■ GIVEN RECORDS
= = = = =

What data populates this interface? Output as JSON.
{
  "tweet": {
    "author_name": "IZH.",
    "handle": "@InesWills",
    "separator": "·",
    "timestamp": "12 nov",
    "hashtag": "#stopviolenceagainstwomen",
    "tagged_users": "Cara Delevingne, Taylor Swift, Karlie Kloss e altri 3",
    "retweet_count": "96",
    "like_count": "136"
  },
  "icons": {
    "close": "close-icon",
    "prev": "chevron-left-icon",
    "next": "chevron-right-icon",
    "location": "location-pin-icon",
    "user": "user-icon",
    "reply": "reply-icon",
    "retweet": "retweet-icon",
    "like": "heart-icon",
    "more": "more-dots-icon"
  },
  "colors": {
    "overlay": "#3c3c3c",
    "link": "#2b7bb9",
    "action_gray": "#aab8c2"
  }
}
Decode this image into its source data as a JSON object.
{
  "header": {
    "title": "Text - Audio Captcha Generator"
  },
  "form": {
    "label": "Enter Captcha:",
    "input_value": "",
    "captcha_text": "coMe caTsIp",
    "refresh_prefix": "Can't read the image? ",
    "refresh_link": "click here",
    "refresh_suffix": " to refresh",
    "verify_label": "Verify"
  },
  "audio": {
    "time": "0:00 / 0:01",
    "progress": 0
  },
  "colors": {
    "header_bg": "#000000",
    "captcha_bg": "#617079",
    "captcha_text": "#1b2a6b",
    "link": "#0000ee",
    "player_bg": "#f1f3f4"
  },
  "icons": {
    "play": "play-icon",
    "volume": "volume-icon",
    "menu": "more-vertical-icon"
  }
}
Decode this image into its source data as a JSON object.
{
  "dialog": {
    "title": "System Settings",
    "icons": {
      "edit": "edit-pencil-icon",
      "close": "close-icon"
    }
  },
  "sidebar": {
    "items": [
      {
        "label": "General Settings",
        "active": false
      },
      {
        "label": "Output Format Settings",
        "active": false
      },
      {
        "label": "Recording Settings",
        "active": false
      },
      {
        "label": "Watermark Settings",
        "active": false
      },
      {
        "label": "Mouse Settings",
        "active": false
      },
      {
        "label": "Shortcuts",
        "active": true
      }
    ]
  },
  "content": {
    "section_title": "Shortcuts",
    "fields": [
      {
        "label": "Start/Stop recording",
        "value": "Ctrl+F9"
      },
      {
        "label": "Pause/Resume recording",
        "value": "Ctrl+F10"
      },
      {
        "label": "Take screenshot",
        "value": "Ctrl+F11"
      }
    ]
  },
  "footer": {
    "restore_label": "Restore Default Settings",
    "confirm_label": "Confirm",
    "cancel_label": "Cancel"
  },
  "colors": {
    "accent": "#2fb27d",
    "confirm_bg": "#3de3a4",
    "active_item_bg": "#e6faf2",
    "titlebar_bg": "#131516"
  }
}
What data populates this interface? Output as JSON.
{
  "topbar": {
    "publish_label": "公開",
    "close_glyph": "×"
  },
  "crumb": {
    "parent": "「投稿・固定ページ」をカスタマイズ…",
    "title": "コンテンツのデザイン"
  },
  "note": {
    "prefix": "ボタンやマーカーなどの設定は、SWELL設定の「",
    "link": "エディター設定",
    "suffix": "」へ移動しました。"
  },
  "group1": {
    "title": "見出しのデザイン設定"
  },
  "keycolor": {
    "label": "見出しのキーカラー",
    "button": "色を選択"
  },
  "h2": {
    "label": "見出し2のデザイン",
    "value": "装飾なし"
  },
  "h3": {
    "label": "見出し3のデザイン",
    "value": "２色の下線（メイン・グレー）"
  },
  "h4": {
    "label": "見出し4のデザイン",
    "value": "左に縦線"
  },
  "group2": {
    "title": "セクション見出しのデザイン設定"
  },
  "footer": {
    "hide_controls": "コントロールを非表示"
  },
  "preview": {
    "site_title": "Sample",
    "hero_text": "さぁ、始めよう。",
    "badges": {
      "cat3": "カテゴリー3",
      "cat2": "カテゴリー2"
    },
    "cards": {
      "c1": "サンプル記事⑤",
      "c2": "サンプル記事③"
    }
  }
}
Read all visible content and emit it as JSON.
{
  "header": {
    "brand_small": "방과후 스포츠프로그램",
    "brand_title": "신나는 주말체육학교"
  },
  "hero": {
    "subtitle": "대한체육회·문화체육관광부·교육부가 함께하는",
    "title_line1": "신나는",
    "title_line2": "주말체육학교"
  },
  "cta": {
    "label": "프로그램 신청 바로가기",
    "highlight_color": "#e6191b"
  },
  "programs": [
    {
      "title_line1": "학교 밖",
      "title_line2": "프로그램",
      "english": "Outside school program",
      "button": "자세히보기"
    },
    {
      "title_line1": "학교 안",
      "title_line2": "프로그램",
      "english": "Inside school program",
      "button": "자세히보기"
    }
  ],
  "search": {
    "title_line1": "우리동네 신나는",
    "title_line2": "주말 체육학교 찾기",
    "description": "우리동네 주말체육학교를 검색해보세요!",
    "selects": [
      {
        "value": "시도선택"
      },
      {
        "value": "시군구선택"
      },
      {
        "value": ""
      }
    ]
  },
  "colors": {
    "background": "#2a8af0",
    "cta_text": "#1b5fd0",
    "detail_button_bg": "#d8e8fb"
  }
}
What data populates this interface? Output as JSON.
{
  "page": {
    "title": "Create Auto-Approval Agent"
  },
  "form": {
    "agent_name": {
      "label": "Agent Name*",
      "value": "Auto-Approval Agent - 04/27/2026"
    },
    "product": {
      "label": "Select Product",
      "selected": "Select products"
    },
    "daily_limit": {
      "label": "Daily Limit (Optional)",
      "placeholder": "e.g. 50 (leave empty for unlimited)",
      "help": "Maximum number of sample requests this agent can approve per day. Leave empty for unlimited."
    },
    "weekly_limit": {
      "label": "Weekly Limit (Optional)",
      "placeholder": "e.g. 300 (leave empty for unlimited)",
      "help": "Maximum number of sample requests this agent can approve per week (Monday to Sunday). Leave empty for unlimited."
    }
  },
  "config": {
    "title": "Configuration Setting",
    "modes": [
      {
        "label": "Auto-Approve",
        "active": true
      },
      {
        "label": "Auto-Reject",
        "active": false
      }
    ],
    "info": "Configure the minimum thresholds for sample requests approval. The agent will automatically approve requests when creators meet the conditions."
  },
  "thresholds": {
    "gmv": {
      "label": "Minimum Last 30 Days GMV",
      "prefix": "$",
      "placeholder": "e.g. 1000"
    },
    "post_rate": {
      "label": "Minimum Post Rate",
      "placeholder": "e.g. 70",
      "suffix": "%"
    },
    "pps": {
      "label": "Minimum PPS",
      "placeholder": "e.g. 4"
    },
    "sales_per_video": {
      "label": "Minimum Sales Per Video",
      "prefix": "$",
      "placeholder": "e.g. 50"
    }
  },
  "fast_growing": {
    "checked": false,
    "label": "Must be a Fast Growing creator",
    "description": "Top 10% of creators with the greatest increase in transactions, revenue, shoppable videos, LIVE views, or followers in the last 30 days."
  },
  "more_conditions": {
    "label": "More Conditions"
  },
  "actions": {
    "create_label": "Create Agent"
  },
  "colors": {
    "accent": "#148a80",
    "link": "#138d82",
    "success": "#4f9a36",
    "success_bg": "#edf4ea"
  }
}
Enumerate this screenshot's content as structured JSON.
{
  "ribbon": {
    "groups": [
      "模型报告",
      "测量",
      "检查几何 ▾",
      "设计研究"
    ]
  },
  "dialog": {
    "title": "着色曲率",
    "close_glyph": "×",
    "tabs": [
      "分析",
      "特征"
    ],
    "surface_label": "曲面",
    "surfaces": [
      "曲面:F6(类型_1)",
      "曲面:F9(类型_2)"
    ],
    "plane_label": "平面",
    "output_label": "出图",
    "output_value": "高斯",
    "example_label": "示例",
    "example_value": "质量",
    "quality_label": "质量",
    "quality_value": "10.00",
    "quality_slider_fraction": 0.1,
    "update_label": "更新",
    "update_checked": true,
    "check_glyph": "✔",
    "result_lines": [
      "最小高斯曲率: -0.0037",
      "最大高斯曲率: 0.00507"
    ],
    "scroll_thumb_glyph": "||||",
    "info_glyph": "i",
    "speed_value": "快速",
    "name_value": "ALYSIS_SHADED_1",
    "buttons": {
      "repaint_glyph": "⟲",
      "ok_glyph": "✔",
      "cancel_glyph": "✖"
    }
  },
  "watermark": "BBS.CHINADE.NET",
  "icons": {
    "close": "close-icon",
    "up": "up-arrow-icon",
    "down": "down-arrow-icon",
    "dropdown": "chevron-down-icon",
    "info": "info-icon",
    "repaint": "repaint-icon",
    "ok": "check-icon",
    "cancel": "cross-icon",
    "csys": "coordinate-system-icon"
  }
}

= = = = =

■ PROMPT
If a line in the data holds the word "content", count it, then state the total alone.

■ RESPONSE AREA
3